Some of the tricks to helping those miles go by faster is to run with a friend or group of friends, choose scenic places to draw your attention, and listen to some music or a podcast that you love. I also go on a lot of out and back runs. For example, say you are on a 10 mile long run; you could pick a course that goes 5 miles out and then you are forced to make the 5 mile trek back to your car or home. Sometimes running shorter loops around like a park might leave you the temptation to cut the run short because it’s really convenient to quit as you begin to feel tired because your car or home is close by.
Don’t I have to run at least 13 mile runs to race a 13.1 mile race? Nope. You’ll be fine with long runs ranging from 9 miles to 12 miles. If you want to run a 13 mile run on one or two of your long days then go for it. I’m sure it will be a mental boost but if you can run 10 miles you should be confident that 13 will easily happen on race day. Remember, on race day you will be surrounded by other runners, cheering fans, and your adrenaline will be pumping! Note, you need to be careful how fast you start the race because most runners go out too fast. Yes, it will feel easy but monitor your pace the first 3 to 4 miles and make sure you are on your goal pace and not faster.
Will I need gels and sports drinks for a mini-marathon? Yes and No. Most runners do not need “gels” or “sports drinks” to run 13.1 miles because they are fast enough to cover that distance without needing extra calories. However, recreational and newer runners may need to carry a couple of gels or drink some sports drink often during the race. We all have about 80 to 90 minutes of glycogen energy stored in our body to use before we hit a “wall” physically. I have trained my body to get up to about 20 miles in training runs before I really need to take any gels or sports drink. However, it is much shorter on race day if I am running hard because I’ll be burning through my glycogen stores faster. I would practice taking a gel on your long runs and have a couple of them in your pocket on race day. Take one about every half hour after the first hour to hour and 15 minutes of your race. Note, most gels need you to follow them with some water but there are a few gels out there that you can take without water and they are just fine on your gut and digestive system. I practice with gels from time to time because you’ll want to know what works to provide your body with energy and doesn’t mess up your gut by leaving you feel gassy and bloated.
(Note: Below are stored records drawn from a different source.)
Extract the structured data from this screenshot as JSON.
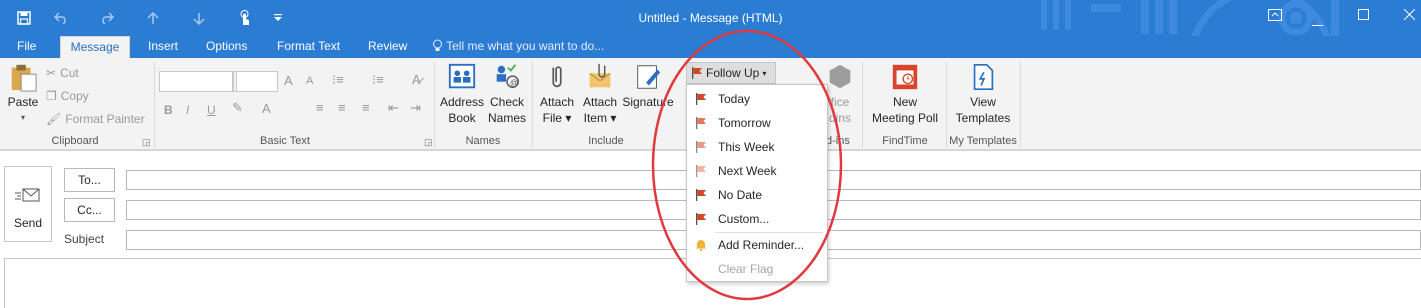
{
  "window": {
    "title": "Untitled - Message (HTML)"
  },
  "qat": {
    "save_icon": "save-icon",
    "undo_icon": "undo-icon",
    "redo_icon": "redo-icon",
    "up_icon": "up-arrow-icon",
    "down_icon": "down-arrow-icon",
    "touch_icon": "touch-mode-icon",
    "customize_icon": "customize-qat-icon"
  },
  "tabs": [
    {
      "label": "File"
    },
    {
      "label": "Message"
    },
    {
      "label": "Insert"
    },
    {
      "label": "Options"
    },
    {
      "label": "Format Text"
    },
    {
      "label": "Review"
    }
  ],
  "tellme": {
    "label": "Tell me what you want to do..."
  },
  "ribbon": {
    "clipboard": {
      "label": "Clipboard",
      "paste": "Paste",
      "cut": "Cut",
      "copy": "Copy",
      "format_painter": "Format Painter"
    },
    "basic_text": {
      "label": "Basic Text",
      "bold": "B",
      "italic": "I",
      "underline": "U",
      "grow": "A",
      "shrink": "A"
    },
    "names": {
      "label": "Names",
      "address_book_1": "Address",
      "address_book_2": "Book",
      "check_names_1": "Check",
      "check_names_2": "Names"
    },
    "include": {
      "label": "Include",
      "attach_file_1": "Attach",
      "attach_file_2": "File",
      "attach_item_1": "Attach",
      "attach_item_2": "Item",
      "signature": "Signature"
    },
    "addins": {
      "label_partial": "d-ins",
      "office_1": "fice",
      "office_2": "dins"
    },
    "findtime": {
      "label": "FindTime",
      "new_poll_1": "New",
      "new_poll_2": "Meeting Poll"
    },
    "my_templates": {
      "label": "My Templates",
      "view_1": "View",
      "view_2": "Templates"
    }
  },
  "followup": {
    "button_label": "Follow Up",
    "items": [
      {
        "label": "Today",
        "flag": "#d24726"
      },
      {
        "label": "Tomorrow",
        "flag": "#e07b5f"
      },
      {
        "label": "This Week",
        "flag": "#e89a86"
      },
      {
        "label": "Next Week",
        "flag": "#efb6a8"
      },
      {
        "label": "No Date",
        "flag": "#d24726"
      },
      {
        "label": "Custom...",
        "flag": "#d24726"
      },
      {
        "label": "Add Reminder...",
        "icon": "bell-icon"
      },
      {
        "label": "Clear Flag",
        "disabled": true
      }
    ]
  },
  "compose": {
    "send": "Send",
    "to": "To...",
    "cc": "Cc...",
    "subject": "Subject"
  },
  "colors": {
    "titlebar": "#2b7cd3",
    "annotation": "#e0393e",
    "flag": "#d24726"
  }
}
Do I Need Racing Shoes? Nope. Your training shoes will be just fine on race day. If you are super competitive and want the fastest time possible then you can decide if it’s worth the money to buy a racing shoe. Racing shoes are lighter but they are also less cushioned because the weight savings mostly comes from the rubber or foam found at the bottom of the shoe. Some racing shoes have carbon plates which help propel you forward which may lead to faster times as well. Yes, all of the elite or semi-elite runners will be running in “fast racing shoes” but that doesn’t mean you have to. If you are on a budget I would rather you have two pairs of training shoes that you can alternate between than one training shoe and a pair of racing shoes.